'They are such nice people in there,' I say, 'so helpful.'
He accepts this as truth.
I think I am good at lying, I think I've been practising it recently. The white sort, the sort that placates. I used to think truth was all.

Recliner and tipper
In the mobility shop I had enjoyed riding in the chairs because of the buttons and the way they cup you safe.
'If he doesn't want it,' I thought, 'I'll have it.'
'This is not something to panic over,' I thought. I enjoy reclining, but then I have the choice. I know how to make the buttons do what they should and not what they shouldn't.
We don't mention the chair to him before I leave. But once I'm in the street, I can't stop thinking about it, how he won't want it and we've ordered it to arrive in two weeks. Nearly a thousand pounds.

Two weeks later he is back in hospital and he gets diagnosed with advanced lung cancer.
And we have been asked about resuscitation.
He says no. We all say no.

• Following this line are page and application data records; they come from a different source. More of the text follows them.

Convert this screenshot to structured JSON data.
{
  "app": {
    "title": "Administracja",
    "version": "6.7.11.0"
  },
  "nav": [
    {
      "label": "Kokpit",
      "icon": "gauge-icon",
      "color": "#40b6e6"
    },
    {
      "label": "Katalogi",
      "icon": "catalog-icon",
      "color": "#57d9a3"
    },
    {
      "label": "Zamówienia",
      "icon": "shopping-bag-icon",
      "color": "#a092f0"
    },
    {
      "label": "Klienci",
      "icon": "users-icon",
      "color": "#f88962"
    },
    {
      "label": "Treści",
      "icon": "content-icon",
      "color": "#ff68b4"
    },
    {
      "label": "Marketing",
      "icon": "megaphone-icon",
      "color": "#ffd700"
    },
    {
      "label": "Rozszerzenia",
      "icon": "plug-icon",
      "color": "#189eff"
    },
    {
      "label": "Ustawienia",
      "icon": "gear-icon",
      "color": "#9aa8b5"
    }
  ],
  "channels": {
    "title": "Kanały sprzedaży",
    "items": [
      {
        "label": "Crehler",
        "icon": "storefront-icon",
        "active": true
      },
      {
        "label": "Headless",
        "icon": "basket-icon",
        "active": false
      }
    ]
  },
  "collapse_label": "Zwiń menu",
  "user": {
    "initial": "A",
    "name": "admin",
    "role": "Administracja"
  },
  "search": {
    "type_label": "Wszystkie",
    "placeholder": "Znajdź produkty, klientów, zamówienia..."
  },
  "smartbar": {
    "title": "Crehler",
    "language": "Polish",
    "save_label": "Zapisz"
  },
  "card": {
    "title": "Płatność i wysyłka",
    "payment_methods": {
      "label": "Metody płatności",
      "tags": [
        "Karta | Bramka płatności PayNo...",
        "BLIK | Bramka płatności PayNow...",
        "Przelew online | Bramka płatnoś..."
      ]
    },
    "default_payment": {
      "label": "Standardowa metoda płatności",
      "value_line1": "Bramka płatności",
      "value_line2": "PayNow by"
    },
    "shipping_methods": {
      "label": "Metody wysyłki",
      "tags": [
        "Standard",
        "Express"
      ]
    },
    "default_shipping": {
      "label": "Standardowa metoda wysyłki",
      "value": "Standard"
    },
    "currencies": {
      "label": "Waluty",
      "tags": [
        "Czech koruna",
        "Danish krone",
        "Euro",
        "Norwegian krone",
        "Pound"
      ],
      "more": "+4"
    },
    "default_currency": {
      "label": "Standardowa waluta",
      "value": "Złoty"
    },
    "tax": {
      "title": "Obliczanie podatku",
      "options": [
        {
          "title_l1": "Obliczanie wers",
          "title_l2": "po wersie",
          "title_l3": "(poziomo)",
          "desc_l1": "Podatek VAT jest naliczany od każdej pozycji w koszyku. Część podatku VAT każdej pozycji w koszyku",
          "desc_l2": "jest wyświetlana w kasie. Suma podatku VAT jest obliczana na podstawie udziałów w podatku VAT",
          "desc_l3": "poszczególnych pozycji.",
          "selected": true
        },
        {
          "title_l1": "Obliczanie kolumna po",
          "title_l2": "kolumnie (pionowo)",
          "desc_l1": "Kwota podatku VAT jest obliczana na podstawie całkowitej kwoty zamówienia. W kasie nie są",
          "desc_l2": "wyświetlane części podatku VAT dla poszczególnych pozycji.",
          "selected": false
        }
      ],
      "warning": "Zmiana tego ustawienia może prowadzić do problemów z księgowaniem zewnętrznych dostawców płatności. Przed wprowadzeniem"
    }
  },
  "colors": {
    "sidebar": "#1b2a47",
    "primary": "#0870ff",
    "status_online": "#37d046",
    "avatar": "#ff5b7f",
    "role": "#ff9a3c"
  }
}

I write him a card with all the things I want to say
and carry it in my bag
We move his old armchair into the conservatory in preparation for the new chair. We move the sofa into the already overcrowded conservatory dining room to make way for the hospital bed. I count twelve seats. Why does my mother have so many seats?
A hospital bed arrives. Dad goes into hospital.
On Monday morning I can't stop crying. I know I have to talk to dad about things at his bedside, say the things I want to say. Mum thought I could talk about my new novel.
I want to ask him to haunt me because I like the idea of it never being over. I like the idea that there will be proof of whether ghosts exist if we make a pact. Then I remember, he never was that kind of dad. He didn't know how to play with me when I got older.
I want to tell him my novel is going to have his name at the front and it will be called 'The Short Tall Summer'.
I want to say I forgive him and he can forgive me and I know he did his best and I thank him for teaching me to swim and seeing me through art college and sorry I was such a needy girl, but it was only because I wanted more of him than he could possibly ever give.
I want to say goodbye in a good clear way and that we will look after mum and that the life was good he gave us, although it was sometimes not, but it mostly was. I want him to hear it all so he can relax.

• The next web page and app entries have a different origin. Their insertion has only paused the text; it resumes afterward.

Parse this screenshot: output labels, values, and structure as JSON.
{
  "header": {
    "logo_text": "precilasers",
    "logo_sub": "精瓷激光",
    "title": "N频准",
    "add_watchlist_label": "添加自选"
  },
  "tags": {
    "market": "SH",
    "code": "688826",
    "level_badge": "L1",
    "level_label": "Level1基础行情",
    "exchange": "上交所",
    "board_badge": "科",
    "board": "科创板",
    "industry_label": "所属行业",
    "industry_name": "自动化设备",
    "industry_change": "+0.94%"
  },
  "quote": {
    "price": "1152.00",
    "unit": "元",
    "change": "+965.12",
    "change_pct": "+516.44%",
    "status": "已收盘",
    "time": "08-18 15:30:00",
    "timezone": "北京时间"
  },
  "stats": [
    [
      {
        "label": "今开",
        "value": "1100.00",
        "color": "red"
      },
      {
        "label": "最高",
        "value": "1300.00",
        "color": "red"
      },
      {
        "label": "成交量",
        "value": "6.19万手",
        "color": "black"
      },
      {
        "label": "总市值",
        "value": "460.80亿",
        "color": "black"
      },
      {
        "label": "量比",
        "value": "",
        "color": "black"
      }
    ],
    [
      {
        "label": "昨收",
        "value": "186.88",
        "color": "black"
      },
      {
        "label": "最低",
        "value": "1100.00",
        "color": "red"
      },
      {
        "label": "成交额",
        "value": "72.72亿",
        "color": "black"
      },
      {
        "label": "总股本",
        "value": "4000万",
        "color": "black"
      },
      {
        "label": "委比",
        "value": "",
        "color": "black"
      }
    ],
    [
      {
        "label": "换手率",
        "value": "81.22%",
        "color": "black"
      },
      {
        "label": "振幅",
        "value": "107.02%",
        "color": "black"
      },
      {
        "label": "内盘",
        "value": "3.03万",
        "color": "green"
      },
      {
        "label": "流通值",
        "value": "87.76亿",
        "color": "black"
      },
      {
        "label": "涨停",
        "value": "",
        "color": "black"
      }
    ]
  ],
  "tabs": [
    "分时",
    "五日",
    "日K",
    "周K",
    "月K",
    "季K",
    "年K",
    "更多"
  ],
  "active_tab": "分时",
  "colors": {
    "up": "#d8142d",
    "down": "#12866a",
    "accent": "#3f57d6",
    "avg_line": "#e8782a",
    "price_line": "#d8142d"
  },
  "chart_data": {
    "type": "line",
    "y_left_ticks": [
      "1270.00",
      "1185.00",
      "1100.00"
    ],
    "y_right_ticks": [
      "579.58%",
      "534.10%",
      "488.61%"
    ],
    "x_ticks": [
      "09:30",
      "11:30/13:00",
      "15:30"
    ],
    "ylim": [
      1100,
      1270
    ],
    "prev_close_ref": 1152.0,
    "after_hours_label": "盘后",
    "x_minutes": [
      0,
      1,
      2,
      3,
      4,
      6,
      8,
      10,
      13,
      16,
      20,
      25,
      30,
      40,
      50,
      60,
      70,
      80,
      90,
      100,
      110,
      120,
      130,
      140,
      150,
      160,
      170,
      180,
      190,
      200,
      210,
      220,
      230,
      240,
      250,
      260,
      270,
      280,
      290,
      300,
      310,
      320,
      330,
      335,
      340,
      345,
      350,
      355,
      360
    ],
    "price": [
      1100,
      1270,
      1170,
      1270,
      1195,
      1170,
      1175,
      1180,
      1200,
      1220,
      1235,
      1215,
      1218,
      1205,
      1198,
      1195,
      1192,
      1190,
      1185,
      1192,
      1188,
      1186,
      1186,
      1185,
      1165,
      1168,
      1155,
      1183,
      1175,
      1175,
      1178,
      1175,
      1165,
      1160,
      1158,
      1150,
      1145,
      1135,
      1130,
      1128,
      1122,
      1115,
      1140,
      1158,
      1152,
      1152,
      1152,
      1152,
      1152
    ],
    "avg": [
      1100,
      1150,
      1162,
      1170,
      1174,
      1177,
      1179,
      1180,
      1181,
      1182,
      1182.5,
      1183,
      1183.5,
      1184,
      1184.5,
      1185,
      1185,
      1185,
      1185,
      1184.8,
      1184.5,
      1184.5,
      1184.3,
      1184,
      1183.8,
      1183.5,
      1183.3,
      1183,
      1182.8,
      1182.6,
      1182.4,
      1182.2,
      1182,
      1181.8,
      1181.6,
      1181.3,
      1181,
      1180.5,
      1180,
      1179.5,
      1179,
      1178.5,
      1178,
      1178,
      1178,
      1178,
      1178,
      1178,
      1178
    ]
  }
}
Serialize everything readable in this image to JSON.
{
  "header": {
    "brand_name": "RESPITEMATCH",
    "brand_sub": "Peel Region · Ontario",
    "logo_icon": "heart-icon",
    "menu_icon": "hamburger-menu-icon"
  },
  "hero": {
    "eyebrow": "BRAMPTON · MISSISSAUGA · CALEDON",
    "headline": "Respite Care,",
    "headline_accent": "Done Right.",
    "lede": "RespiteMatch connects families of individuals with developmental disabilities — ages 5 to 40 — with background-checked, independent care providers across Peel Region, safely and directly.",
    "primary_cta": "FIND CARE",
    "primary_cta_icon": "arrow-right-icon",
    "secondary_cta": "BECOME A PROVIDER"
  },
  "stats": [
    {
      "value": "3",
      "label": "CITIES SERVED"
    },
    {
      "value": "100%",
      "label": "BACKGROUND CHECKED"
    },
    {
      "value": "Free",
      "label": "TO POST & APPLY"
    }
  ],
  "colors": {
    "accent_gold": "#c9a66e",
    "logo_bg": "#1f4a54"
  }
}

Two days later and I am alone with him in the hospital room. The air conditioning is too cool, Mum and her sister slept the night in their coats. They have gone home to warm up and get rest. It feels like there could be much time ahead spent like this. There is a sense that we are camping out and it's a little bit exciting although it shouldn't be.
The Macmillan nurse tells me how the body works after I ask her to explain the biology of Dad. She says the fingertips lose their warmth and colour as the body stops.

Back at the flat a parrot clings onto the wall outside the window and stares at my girlfriend while she paints the window ledge. Its beady glare reminds her of dad. She told me if I had rung now at that point and say he's gone then she will know the parrot is my dad, though she does not believe in this sort of thing. Pantheism. The spirits of people in animals and birds.

It's all in the glare of the eyes
It is a Wednesday. We are all at the hospital and my mother confesses she has always disliked Wednesdays for no real reason she can remember. They are just when bad things happen.

After he died I whispered in his ear that I loved him. I can't get over the love that was in the room. How when all personality is stripped away that this was what was left. Mum stroked his arm and he took two last breaths, revived by her touch then gone.
I do not want to be haunted.
In the reclined position


Outside my kitchen window I watch the parrots go crazy.
Can I publish this? Without the beady eye of dad ever glaring at me again, without the fear of him being cross with me for talking about personal stuff and wanting to convey my feelings out loud?
I can, because he was there but is not here now.

Last night we tried to sell the chair on Ebay - no bids.
It remains in the back room of their house.
We'll try Gumtree and Facebook.
Any offers contact me.